Senate Minority Leader Mitch McConnell also criticized Reid’s blocking of amendments, even while acknowledging that, years ago, it was Democrats who were criticizing Republicans for doing the same thing.
McConnell said “liberal interest groups have more influence over military personnel policy than the senior enlisted leaders of the Army and Marine Corps.” He said he wanted to amend the bill to enable service chiefs to participate in the bill’s certification process.
The process for implementation of repeal calls for the President, the Secretary of Defense, and the Chairman of the Joint Chiefs of Staff to certify the repeal can be implemented without harming military readiness.
After that, there is a 60-day waiting period during which time Congress could presumably “review” the implementation plan. Legal scholar Nan Hunter said the 60-day period is essentially “just a countdown” period, though “Congress could always re-enter the picture.” But Hunter noted that an effort to undo repeal “obviously” does not have the votes.
Reid, reacting to McConnell’s complaints, smiled and shook his head, and reminded listeners that the Senate has been “stymied, stopped, and stunned by the procedural roadblocks of this Republican minority.”
But McCain essentially conceded defeat during his remarks, saying he believed repeal would pass Saturday and that “there will be high fives all over the liberal bastions around the country.
“But don’t think it won’t be at great cost,” said McCain. “….We are doing great damage.”
Senator Saxby Chambliss (R-Georgia) said it’s “a given” that gays and lesbians serve admirably in the military, but he said allowing them to serve openly now “has the potential for increasing the risk of harm and death to our men and women who are serving in combat today.”
“Should it be done at some point in time?” asked Chambliss. “Maybe so. But in the middle of a military conflict is not the time to do it.”
Senator Lindsey Graham (R-SC) seemed uncomfortable with the couching of repeal in terms of civil rights.
“Some will say this is a civil rights issue of our time, the day has come, we need to move forward as a nation,” said Graham. “The Marine Corps does not have that view.”
Graham, and others, accused Democrats as simply playing politics with both DADT repeal and the DREAM immigration act, trying to pacify specific constituencies.
Senator Dick Durbin (D-Ill.), the majority whip of the Senate, said, referring to both the DREAM Act vote and the DADT repeal bill, “This is our moment in history to show our courage.”
And Senator Carl Levin (D-Mich.), chairman of the Senate Armed Services Committee, rejected claims that the repeal has come as a political ploy to court gay votes.
“Some have argued that this is social engineering, or this is partisan, even though this change is supported by the overwhelming majorities of the American people. They are grossly mistaken,” said Levin. He reminded the Senate that the first ground-unit casualty of the Iraq war, Staff Sergeant Eric Alva, lost his right leg from a land mine. Captain Jonathan Hopkins, he said, earned three Bronze Stars, “including one for valor in combat.” And yet both were discharged under the DADT policy, said Levin.
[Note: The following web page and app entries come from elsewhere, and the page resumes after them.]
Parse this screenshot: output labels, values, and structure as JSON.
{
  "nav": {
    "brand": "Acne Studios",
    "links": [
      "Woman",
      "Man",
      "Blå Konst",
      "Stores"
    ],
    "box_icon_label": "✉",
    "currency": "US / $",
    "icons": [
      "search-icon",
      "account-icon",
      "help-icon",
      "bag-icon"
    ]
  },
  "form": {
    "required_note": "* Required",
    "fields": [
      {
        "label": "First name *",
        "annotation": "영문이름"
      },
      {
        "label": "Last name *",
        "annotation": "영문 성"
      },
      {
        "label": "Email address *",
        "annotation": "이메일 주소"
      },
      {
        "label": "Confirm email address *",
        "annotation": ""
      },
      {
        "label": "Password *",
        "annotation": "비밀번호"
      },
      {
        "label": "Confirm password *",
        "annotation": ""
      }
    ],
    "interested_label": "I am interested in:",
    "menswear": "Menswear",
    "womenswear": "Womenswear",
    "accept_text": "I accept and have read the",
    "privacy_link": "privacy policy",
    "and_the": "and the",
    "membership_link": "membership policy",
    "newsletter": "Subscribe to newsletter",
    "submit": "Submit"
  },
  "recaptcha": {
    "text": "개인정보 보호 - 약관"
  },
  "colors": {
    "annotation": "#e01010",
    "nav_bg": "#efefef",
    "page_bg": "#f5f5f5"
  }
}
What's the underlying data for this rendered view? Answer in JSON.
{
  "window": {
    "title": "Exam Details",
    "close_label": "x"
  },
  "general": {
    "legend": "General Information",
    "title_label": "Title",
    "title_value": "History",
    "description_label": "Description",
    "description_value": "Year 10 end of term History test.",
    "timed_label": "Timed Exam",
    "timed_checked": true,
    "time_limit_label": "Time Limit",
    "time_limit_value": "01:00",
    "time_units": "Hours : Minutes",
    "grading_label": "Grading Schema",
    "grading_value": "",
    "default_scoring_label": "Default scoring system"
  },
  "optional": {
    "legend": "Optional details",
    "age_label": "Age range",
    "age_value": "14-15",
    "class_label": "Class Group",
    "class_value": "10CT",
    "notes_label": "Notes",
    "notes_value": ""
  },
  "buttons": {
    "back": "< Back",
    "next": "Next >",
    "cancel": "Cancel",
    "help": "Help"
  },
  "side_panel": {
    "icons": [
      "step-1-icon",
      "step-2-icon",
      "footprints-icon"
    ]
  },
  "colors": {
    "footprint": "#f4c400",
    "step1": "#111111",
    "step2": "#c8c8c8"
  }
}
“We cannot let these patriots down,” said Levin. “Their suffering should end. It will end with the passage of this bill.”
In his statement, President Obama said he is “absolutely convinced” that repeal will “underscore the professionalism of our troops as the best led and best trained fighting force the world has ever known.”
In a bit of historic irony, the procedural vote was the same as in 1993, when Senator Barbara Boxer (D-California) sought to head off passage of the Don’t Ask, Don’t Tell ban by offering an amendment to delete it from the defense authorization bill to which it had been attached. Boxer’s amendment failed 33 to 63.
Senators who did not vote on the procedural roll call Saturday were Democrat Joe Manchin of West Virginia and three Republicans: Jim Bunning of Kentucky, Judd Gregg of New Hampshire, and Orrin Hatch of Utah. With four senators not voting, the motion would have passed with only 58 votes.